Monday, May 3, 2010

Dispatches from the Road: The Last Moment Before Apocalypse...

Hollywood disaster movie-makers don't have much in the way of imagination...a movie like 2012, with pieces of California sundering into the sea, explosive chunks of lava chasing recreational vehicles, continents moving thousands of miles, and arks taking a remnant of the human race to a brighter and more hopeful future...nothing of this can compare to real life adventure that took place here 760,000 years ago. I'm gonna go screenwriter on you and compose a movie idea...

Imagine the group of unlikely compatriots thrown together east of the Sierra Nevada, a giant wall of rock rising thousands of feet above the valley floor, which despite the relative aridity of the region is well-watered by streams coming off the mountains. We can ignore the fact that nobody actually lived in North America 760,000 years ago; this is Hollywood after all, and we can make things up. There's the plucky child, the quiet guy who seems to be hiding something, the excitable guy who complains a lot, the hero type leader, the beautiful woman, the other woman with suspicious moral character, the slightly addled drunk, the old couple who love each other, even after 50 years...you can add some other stereotypes as you wish. Thrown together, they argue, but then up the hill the first eruption begins, throwing a shower of fine ash particles across the landscape. The unlikely band pulls together and starts their quest to redemption.

Every so often, as they make their way across the ash covered landscape, someone dies, either being picked off by hungry predators, or falling off a cliff, or falling into a muddy river while making a desperate crossing. The survivors hold together, finding new truths about themselves and each other, and in general growing in admiration for the pluckiness of the human race.

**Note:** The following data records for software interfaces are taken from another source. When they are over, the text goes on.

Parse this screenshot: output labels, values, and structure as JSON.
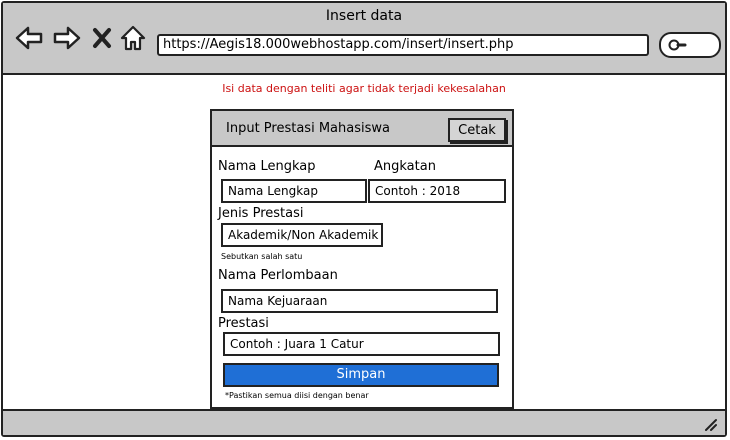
{
  "window": {
    "title": "Insert data",
    "url": "https://Aegis18.000webhostapp.com/insert/insert.php"
  },
  "nav_icons": [
    "back-arrow-icon",
    "forward-arrow-icon",
    "close-icon",
    "home-icon",
    "search-icon"
  ],
  "warning_text": "Isi data dengan teliti agar tidak terjadi kekesalahan",
  "form": {
    "title": "Input Prestasi Mahasiswa",
    "print_label": "Cetak",
    "name_label": "Nama Lengkap",
    "name_placeholder": "Nama Lengkap",
    "year_label": "Angkatan",
    "year_placeholder": "Contoh : 2018",
    "type_label": "Jenis Prestasi",
    "type_placeholder": "Akademik/Non Akademik",
    "type_hint": "Sebutkan salah satu",
    "competition_label": "Nama Perlombaan",
    "competition_placeholder": "Nama Kejuaraan",
    "achievement_label": "Prestasi",
    "achievement_placeholder": "Contoh : Juara 1 Catur",
    "submit_label": "Simpan",
    "footnote": "*Pastikan semua diisi dengan benar"
  },
  "colors": {
    "warning": "#cc1111",
    "submit": "#1f6fd6",
    "chrome": "#c8c8c8"
  }
}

The ash eruptions continue over the next few days or weeks, leaving behind a layer after layer of cinders and ash particles amounting to several feet in thickness. Our band of people carry on, seeking that redemption that lies just over the next hill.

Then, the paroxysmal eruption begins. The ground shakes violently as a vast plume of ash rises on the horizon. The wall of ash is 18 miles across, and 10 miles wide, and rises into the stratosphere, far higher than any airliner can fly. The amount of ash exceeds 120 cubic miles. It is incandescent, so hot it glows in the night. The hot ash spreads rapidly across the landscape, instantly incinerating anyone and anything in its path. The layer is hundreds of feet deep, and covers thousands of square miles. Areas as distant as Kansas and Nebraska are covered in several inches of ash. World climate changes to the cool side for decades, at least. In the aftermath of the explosion, the land collapses into a giant hole 10 by 18 miles wide, and two miles deep.

Needless to say, our plucky band was incinerated in the first moments of the giant pyroclastic surge, and everyone was dead. But they were plucky and all, and we recall their memory while the screen credits roll...

OK, there's a reason I never went to work in Hollywood as a script writer. But, isn't it cool that you can lay your hand across a moment of catastrophe? That's what is happening in the picture below. There are many such thrilling moments of imagination in geology (and not always catastrophe, either). When you know something about the rocks, you can visualize a practically infinite number of worlds that have passed away, worlds with strange life forms and moving continents and giant earthquakes, and mountains rising and being eroded away.

This was the first stop of our geotour through the Long Valley Caldera this last weekend, courtesy of the National Association of Geoscience Teachers, and the National Earth Science Teachers Association. The site is a pumice quarry in the Chalfant Valley northeast of Bishop.

I took lots of pictures, so more soon...

For a more detailed look at aspects of this incredible eruption, check out this post from Callan Bentley at NOVA Geoblog (now Mountain Beltway)